Gallipoli -2011)


I cross the world

in search of you,

to walk where you walked,

dream where you dreamed,

same ground – different dawn.


No trenches now only peace.

Where you wrote

I sit to read your poems.

Sparrows sing above these quiet hills

though they didn’t for you.


In the depths of despair you sang

of little fields and robins remembered.

Nature brings you back to life

and I breathe it in,

find you in the landscapes of your words.


Michael J. Whelan



Michael J. Whelan with Professor Gerald Dawe at the ‘Poetry and Wreath Laying Ceremony’ in honour of Irish poet Francis Ledwidge on the centenary of his death in Flanders during the Great War 1917. (Irish War Memorial Gardens 30th July 2017) Photo: (c)Michael J. Whelan




Professor Gerald Dawe addresses the audience at the ‘Poetry and Wreath Laying Ceremony’ event to mark the Centenary of the death of Irish poet Francis Ledwidge during World War One (Irish War Memorial, 30th July 2017) Photo: (c)Michael J. Whelan


Kosovo Sky 2001 (c)Michael J. Whelan

Nectar of War
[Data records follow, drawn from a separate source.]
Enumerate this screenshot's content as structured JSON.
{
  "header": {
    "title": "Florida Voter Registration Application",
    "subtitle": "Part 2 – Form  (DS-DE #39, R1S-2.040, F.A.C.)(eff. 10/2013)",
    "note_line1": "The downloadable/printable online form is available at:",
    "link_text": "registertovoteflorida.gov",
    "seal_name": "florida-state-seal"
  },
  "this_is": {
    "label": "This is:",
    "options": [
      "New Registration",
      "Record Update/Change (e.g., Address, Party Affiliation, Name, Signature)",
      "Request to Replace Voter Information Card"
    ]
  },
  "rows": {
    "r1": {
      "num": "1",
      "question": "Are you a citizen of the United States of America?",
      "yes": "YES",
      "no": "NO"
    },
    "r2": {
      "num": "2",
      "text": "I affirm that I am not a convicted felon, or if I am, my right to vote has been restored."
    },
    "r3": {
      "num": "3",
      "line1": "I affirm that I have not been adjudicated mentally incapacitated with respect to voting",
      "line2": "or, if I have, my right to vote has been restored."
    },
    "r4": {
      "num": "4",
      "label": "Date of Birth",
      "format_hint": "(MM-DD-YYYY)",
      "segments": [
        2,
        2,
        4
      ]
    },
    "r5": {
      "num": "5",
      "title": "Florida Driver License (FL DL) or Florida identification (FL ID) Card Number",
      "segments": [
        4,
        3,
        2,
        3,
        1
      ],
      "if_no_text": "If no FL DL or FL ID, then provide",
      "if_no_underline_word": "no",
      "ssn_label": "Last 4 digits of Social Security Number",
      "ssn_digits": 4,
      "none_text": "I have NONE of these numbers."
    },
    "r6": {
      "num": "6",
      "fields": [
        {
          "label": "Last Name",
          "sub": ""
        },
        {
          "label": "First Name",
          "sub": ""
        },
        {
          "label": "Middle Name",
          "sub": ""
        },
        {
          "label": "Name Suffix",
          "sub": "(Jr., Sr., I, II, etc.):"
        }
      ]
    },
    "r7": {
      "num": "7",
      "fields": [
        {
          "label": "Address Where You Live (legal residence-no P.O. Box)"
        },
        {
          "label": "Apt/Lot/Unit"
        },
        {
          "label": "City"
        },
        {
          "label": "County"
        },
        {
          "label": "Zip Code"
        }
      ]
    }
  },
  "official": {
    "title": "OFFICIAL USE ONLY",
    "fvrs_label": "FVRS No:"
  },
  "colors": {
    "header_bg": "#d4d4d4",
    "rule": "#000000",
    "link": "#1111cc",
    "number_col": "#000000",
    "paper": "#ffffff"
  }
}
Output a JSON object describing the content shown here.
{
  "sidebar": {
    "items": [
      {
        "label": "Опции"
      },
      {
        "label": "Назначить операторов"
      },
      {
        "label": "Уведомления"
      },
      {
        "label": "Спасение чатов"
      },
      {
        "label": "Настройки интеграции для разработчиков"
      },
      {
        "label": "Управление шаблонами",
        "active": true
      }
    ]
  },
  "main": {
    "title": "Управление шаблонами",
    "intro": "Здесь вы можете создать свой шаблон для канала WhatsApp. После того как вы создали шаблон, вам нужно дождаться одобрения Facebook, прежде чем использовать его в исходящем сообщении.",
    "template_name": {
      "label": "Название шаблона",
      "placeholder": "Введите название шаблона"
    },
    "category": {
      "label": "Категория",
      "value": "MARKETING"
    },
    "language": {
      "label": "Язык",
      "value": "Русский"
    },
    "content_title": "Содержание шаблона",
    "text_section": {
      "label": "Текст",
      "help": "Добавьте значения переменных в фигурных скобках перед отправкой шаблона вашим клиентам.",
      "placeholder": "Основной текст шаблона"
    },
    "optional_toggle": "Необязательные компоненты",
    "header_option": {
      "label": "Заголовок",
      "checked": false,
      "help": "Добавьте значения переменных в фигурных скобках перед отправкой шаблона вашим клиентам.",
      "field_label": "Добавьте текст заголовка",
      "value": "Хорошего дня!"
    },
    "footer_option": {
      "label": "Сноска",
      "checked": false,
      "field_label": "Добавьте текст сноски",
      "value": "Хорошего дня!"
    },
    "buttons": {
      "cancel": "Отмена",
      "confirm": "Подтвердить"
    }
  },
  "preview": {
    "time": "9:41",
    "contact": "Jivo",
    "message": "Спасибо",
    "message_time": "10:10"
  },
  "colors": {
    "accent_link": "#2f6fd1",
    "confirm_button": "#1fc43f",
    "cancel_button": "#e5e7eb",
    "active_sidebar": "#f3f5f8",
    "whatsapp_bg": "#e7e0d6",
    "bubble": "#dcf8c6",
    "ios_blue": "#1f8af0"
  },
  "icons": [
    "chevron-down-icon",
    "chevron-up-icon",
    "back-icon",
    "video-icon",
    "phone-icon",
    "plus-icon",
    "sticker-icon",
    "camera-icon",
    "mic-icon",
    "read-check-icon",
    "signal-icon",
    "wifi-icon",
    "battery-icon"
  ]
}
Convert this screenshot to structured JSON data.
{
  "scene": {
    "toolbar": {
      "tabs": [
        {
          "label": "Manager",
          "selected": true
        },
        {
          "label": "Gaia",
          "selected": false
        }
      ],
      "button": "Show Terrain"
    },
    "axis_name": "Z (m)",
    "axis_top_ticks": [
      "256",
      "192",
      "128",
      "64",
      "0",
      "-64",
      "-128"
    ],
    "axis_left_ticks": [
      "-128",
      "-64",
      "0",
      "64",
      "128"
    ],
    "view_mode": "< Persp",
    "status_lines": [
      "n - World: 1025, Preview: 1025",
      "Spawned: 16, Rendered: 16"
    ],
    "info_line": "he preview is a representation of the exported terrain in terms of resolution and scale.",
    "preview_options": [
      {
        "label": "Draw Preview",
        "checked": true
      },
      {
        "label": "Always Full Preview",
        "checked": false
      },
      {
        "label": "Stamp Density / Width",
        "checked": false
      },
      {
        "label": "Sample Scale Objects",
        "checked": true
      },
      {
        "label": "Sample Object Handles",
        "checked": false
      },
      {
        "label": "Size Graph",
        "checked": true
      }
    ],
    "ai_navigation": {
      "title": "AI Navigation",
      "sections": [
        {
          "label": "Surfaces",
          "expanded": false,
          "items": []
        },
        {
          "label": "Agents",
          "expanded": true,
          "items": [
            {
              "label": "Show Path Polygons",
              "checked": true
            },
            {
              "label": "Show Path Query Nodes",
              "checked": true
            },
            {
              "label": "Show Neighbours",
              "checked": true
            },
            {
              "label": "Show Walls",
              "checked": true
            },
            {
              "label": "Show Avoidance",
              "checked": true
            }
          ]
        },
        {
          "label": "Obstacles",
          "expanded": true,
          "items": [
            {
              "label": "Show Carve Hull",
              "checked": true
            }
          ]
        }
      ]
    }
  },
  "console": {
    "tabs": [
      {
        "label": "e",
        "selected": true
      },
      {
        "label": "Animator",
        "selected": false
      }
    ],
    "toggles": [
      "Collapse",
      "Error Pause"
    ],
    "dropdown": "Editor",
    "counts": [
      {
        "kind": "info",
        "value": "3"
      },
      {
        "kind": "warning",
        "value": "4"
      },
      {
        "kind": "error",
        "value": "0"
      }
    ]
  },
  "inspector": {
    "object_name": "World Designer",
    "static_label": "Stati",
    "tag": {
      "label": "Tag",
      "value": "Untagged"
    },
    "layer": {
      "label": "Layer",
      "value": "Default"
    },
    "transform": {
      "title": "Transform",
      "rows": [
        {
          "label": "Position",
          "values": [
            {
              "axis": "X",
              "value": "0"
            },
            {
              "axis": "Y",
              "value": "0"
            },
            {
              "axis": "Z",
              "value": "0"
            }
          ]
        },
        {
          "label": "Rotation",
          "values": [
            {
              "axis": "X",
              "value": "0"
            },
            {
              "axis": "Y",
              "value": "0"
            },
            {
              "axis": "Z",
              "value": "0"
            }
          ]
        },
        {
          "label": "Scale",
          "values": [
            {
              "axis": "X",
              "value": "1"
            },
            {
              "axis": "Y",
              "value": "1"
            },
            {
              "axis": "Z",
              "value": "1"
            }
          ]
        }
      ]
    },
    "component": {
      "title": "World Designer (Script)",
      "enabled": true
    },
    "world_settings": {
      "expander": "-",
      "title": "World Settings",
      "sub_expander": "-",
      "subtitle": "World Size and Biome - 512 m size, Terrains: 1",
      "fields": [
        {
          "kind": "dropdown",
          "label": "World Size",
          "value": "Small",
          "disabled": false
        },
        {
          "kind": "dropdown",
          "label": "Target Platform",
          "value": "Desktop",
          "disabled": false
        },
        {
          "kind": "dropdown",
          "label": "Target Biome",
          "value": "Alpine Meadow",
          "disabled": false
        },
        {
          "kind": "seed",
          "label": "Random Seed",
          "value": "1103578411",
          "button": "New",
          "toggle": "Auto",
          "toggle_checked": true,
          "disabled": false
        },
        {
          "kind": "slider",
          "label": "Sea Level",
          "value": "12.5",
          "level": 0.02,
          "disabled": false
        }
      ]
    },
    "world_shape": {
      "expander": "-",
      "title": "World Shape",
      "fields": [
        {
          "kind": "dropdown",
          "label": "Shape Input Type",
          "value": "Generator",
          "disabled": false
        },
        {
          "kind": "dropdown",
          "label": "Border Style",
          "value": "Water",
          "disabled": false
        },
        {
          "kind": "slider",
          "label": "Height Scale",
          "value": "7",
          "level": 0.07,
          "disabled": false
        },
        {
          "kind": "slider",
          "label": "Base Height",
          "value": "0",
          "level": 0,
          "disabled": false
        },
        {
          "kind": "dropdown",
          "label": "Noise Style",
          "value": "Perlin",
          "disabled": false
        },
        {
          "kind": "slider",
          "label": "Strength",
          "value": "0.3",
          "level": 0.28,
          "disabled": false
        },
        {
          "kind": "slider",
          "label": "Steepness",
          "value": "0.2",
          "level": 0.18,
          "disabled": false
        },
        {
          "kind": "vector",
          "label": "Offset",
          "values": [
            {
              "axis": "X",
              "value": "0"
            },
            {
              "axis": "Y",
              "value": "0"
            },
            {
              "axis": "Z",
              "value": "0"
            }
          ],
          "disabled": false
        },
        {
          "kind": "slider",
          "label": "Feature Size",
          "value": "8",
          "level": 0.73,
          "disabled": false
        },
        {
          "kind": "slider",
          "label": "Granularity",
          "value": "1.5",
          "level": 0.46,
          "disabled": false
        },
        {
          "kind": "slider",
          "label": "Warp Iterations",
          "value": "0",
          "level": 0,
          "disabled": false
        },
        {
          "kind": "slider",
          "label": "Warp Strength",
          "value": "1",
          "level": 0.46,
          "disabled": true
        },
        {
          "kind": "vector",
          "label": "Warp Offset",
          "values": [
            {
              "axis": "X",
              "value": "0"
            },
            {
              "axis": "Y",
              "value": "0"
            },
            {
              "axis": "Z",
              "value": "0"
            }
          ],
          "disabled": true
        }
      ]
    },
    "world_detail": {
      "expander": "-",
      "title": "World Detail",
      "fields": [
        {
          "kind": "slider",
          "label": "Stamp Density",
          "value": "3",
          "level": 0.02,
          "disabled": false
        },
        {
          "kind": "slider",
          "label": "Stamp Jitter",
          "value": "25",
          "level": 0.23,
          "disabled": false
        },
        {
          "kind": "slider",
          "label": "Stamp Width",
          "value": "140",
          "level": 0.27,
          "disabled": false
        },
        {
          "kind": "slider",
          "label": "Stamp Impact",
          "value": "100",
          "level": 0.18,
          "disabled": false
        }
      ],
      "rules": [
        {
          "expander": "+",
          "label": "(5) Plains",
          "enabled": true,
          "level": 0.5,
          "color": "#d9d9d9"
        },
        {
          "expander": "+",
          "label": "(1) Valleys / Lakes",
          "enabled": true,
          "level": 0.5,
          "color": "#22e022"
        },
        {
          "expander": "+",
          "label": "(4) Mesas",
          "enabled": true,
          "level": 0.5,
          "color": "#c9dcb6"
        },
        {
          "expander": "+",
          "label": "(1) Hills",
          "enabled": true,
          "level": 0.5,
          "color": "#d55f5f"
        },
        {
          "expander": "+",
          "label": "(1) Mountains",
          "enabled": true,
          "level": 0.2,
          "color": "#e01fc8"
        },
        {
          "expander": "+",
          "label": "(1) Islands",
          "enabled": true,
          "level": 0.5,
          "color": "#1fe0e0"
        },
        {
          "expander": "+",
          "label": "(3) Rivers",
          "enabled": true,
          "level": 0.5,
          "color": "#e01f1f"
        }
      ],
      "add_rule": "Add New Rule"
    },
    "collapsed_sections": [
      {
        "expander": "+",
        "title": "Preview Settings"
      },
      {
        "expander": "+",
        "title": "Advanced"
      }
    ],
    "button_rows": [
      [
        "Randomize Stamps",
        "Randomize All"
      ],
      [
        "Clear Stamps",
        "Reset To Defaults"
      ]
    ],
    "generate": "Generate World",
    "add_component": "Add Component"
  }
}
The ground could feel them,
returning to nests with the arsenals
of their colonies,
rotors vibrating the air
on convoys of black silhouettes
zipping by,
dozens of helicopters
swarming overhead
like eager wasps,
tail-booms jutting out
like giant stings
with artillery pieces,
heavy mortars and vehicles
slung beneath their painted bodies
like sacs full of the nectar of war.


Michael J. Whelan


Published in the ‘contemporary Irish poets feature’ in issue 22 of Rochford Street Review – July 2017

see https://rochfordstreetreview.com/2017/07/06/michael-j-whelan-five-poems/